Bio: Suganthi Giridharan is a Senior Software Engineer at Cincinnati Insurance Companies and has been involved in the design and development of software products and services for many industries including CAD, financial, and insurance for over two decades. She is an active member and speaker at CINNUG, the Cincinnati .NET User Group. She also participates regularly at Southwest Ohio GiveCamp where geeks give back to the community by helping to build web and software solutions for local non-profit organizations. She enjoys the outdoors and spends her free time gardening and hiking. As a certified yoga instructor, she helps people develop their overall health and well-being.
It’s not as scary as it sounds.
DevOps isn’t a job, a title, or a department. It’s a culture. A mindset.
Let’s start with simple
automation. By automating your build and release pipeline, you can begin to
implement a DevOps culture in your organization. We’ll explore the tools that
will enable you to achieve this both quickly and easily.
In this session, we will start
from scratch by building a brand new application and finish with a fully
functional Continuous Integration / Continuous Delivery pipeline utilizing
Visual Studio, Azure DevOps, Azure cloud resources, and ARM templates to deploy
the Azure cloud resources.
We will explore the DevOps
tooling provided by Azure DevOps and developer workflow using branch policies
with pull requests and gated check-ins.
Bio: Ryan Foote is the Lead Developer on the
Cloud Development Team at Dayton Freight Lines in Dayton, OH. He has been in
Software Development for 15 years, 13 of those at Dayton Freight.

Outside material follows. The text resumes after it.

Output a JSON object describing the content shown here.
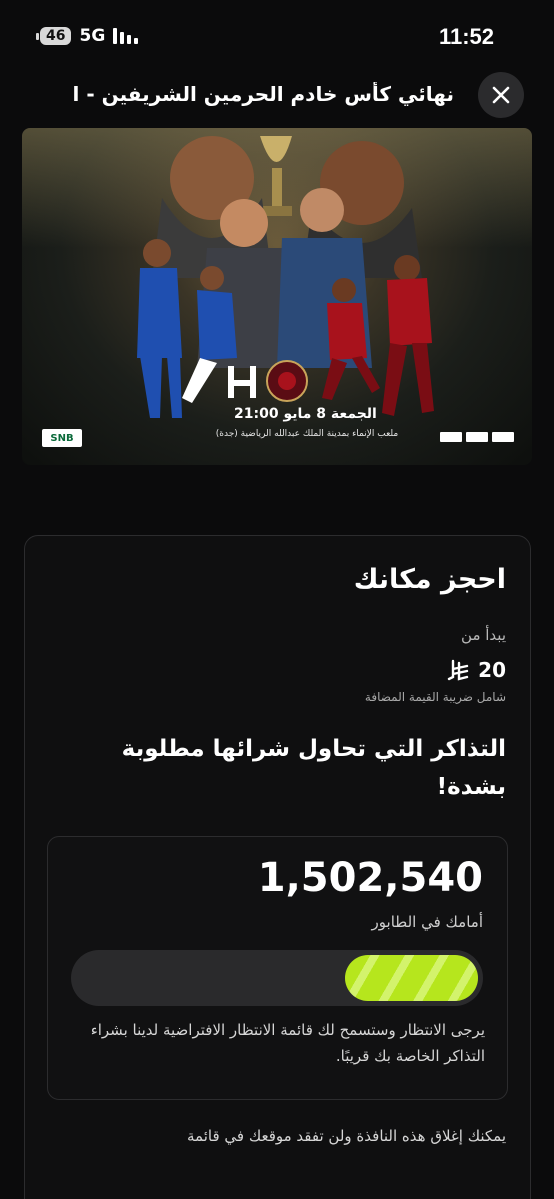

He specializes
in web application and database development and design. He is currently focusing
on CQRS, Scrum and Agile practices, DevOps, and Domain Driven Design.
From Ryan: I believe I offer an interesting perspective amongst those who deliver content. A large number of presenters are consultants or work at major software companies, I however, work at an LTL freight company. Our main company mission is NOT delivering software. Often in organizations such as mine, being on the cutting edge or learning the latest development trend isn’t a priority. I can show developers who may be in a similar situation how they can begin implementing and leveraging the same ideas, patterns and practices that many who drive our industry use.
How do you write front end UI for web applications? The
single page application framework built with . NET. Blazor allows
you to bring your C# applications to browsers using WebAssembly. This
allows you to build full-stack .NET applications, sharing code across the
server and the browser. James Schafer will introduce you to Blazor and share
some example applications showcasing the new framework.
Bio: James Schafer is a software developer with a passion for keeping up with the latest technologies. He loves working on coding projects at home when he’s not busy spending time with his wife and two sons. He enjoys using .NET technologies to build all kinds of applications, libraries and tools. You can find him at https://james.jschafer.net.